* ASSIGNMENT *
Each of the lines below must be written out exactly as shown.

[Opening RECORDED DATA section]

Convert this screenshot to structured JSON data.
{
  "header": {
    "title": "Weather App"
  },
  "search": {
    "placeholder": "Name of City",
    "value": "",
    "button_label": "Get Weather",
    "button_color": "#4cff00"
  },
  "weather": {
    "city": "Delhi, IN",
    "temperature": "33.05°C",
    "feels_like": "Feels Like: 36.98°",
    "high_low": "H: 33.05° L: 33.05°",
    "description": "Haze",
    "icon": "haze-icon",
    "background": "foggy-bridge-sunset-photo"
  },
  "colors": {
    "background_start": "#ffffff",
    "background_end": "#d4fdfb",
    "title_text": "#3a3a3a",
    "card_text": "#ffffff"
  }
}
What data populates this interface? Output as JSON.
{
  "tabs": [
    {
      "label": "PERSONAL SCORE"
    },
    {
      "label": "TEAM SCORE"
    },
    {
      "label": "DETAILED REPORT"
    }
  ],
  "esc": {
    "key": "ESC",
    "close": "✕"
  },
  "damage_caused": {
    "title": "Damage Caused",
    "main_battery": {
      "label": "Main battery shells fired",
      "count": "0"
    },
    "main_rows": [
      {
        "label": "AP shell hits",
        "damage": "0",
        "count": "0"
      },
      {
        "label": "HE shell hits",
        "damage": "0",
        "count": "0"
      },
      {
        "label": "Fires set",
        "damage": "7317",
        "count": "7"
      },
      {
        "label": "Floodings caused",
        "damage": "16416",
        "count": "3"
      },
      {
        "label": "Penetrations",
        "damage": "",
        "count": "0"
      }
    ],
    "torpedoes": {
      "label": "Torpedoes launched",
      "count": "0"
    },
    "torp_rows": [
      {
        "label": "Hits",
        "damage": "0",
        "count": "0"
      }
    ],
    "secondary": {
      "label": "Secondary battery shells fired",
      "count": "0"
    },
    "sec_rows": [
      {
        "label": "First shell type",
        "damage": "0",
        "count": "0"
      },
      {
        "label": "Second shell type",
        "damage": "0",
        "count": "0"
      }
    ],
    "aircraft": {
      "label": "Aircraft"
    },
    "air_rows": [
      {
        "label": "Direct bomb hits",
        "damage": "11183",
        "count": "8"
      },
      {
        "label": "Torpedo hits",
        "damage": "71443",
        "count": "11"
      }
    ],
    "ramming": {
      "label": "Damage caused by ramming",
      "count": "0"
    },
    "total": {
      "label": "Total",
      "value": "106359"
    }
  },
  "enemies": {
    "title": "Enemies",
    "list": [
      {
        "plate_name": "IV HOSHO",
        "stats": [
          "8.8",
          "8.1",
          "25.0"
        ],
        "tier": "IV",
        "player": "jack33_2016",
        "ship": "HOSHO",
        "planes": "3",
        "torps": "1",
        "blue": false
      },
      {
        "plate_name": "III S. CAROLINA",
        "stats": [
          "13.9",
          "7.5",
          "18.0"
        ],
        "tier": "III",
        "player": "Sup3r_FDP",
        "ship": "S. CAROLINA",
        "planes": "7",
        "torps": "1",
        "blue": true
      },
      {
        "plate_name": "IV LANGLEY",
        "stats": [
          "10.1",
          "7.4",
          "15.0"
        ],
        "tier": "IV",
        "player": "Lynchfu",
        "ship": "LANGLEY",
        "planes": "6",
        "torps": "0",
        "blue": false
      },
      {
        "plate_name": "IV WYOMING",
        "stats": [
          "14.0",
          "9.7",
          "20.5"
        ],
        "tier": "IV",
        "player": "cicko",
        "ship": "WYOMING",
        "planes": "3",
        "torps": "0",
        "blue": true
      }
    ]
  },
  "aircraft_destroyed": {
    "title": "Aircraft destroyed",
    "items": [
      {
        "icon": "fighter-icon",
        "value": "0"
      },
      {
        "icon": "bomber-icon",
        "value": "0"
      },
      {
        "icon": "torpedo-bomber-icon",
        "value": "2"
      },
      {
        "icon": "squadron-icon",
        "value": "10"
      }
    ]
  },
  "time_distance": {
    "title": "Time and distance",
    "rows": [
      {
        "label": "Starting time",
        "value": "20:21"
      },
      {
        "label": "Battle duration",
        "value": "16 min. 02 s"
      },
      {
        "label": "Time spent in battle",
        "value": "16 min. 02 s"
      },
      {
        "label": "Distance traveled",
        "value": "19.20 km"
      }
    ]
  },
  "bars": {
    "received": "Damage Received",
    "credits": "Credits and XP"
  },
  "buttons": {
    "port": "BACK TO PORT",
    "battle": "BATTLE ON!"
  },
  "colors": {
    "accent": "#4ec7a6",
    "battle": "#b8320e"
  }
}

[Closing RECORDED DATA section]

* OUTPUT *
Convert this screenshot to structured JSON data.
{
  "header": {
    "title": "Weather App"
  },
  "search": {
    "placeholder": "Name of City",
    "value": "",
    "button_label": "Get Weather",
    "button_color": "#4cff00"
  },
  "weather": {
    "city": "Delhi, IN",
    "temperature": "33.05°C",
    "feels_like": "Feels Like: 36.98°",
    "high_low": "H: 33.05° L: 33.05°",
    "description": "Haze",
    "icon": "haze-icon",
    "background": "foggy-bridge-sunset-photo"
  },
  "colors": {
    "background_start": "#ffffff",
    "background_end": "#d4fdfb",
    "title_text": "#3a3a3a",
    "card_text": "#ffffff"
  }
}
What data populates this interface? Output as JSON.
{
  "tabs": [
    {
      "label": "PERSONAL SCORE"
    },
    {
      "label": "TEAM SCORE"
    },
    {
      "label": "DETAILED REPORT"
    }
  ],
  "esc": {
    "key": "ESC",
    "close": "✕"
  },
  "damage_caused": {
    "title": "Damage Caused",
    "main_battery": {
      "label": "Main battery shells fired",
      "count": "0"
    },
    "main_rows": [
      {
        "label": "AP shell hits",
        "damage": "0",
        "count": "0"
      },
      {
        "label": "HE shell hits",
        "damage": "0",
        "count": "0"
      },
      {
        "label": "Fires set",
        "damage": "7317",
        "count": "7"
      },
      {
        "label": "Floodings caused",
        "damage": "16416",
        "count": "3"
      },
      {
        "label": "Penetrations",
        "damage": "",
        "count": "0"
      }
    ],
    "torpedoes": {
      "label": "Torpedoes launched",
      "count": "0"
    },
    "torp_rows": [
      {
        "label": "Hits",
        "damage": "0",
        "count": "0"
      }
    ],
    "secondary": {
      "label": "Secondary battery shells fired",
      "count": "0"
    },
    "sec_rows": [
      {
        "label": "First shell type",
        "damage": "0",
        "count": "0"
      },
      {
        "label": "Second shell type",
        "damage": "0",
        "count": "0"
      }
    ],
    "aircraft": {
      "label": "Aircraft"
    },
    "air_rows": [
      {
        "label": "Direct bomb hits",
        "damage": "11183",
        "count": "8"
      },
      {
        "label": "Torpedo hits",
        "damage": "71443",
        "count": "11"
      }
    ],
    "ramming": {
      "label": "Damage caused by ramming",
      "count": "0"
    },
    "total": {
      "label": "Total",
      "value": "106359"
    }
  },
  "enemies": {
    "title": "Enemies",
    "list": [
      {
        "plate_name": "IV HOSHO",
        "stats": [
          "8.8",
          "8.1",
          "25.0"
        ],
        "tier": "IV",
        "player": "jack33_2016",
        "ship": "HOSHO",
        "planes": "3",
        "torps": "1",
        "blue": false
      },
      {
        "plate_name": "III S. CAROLINA",
        "stats": [
          "13.9",
          "7.5",
          "18.0"
        ],
        "tier": "III",
        "player": "Sup3r_FDP",
        "ship": "S. CAROLINA",
        "planes": "7",
        "torps": "1",
        "blue": true
      },
      {
        "plate_name": "IV LANGLEY",
        "stats": [
          "10.1",
          "7.4",
          "15.0"
        ],
        "tier": "IV",
        "player": "Lynchfu",
        "ship": "LANGLEY",
        "planes": "6",
        "torps": "0",
        "blue": false
      },
      {
        "plate_name": "IV WYOMING",
        "stats": [
          "14.0",
          "9.7",
          "20.5"
        ],
        "tier": "IV",
        "player": "cicko",
        "ship": "WYOMING",
        "planes": "3",
        "torps": "0",
        "blue": true
      }
    ]
  },
  "aircraft_destroyed": {
    "title": "Aircraft destroyed",
    "items": [
      {
        "icon": "fighter-icon",
        "value": "0"
      },
      {
        "icon": "bomber-icon",
        "value": "0"
      },
      {
        "icon": "torpedo-bomber-icon",
        "value": "2"
      },
      {
        "icon": "squadron-icon",
        "value": "10"
      }
    ]
  },
  "time_distance": {
    "title": "Time and distance",
    "rows": [
      {
        "label": "Starting time",
        "value": "20:21"
      },
      {
        "label": "Battle duration",
        "value": "16 min. 02 s"
      },
      {
        "label": "Time spent in battle",
        "value": "16 min. 02 s"
      },
      {
        "label": "Distance traveled",
        "value": "19.20 km"
      }
    ]
  },
  "bars": {
    "received": "Damage Received",
    "credits": "Credits and XP"
  },
  "buttons": {
    "port": "BACK TO PORT",
    "battle": "BATTLE ON!"
  },
  "colors": {
    "accent": "#4ec7a6",
    "battle": "#b8320e"
  }
}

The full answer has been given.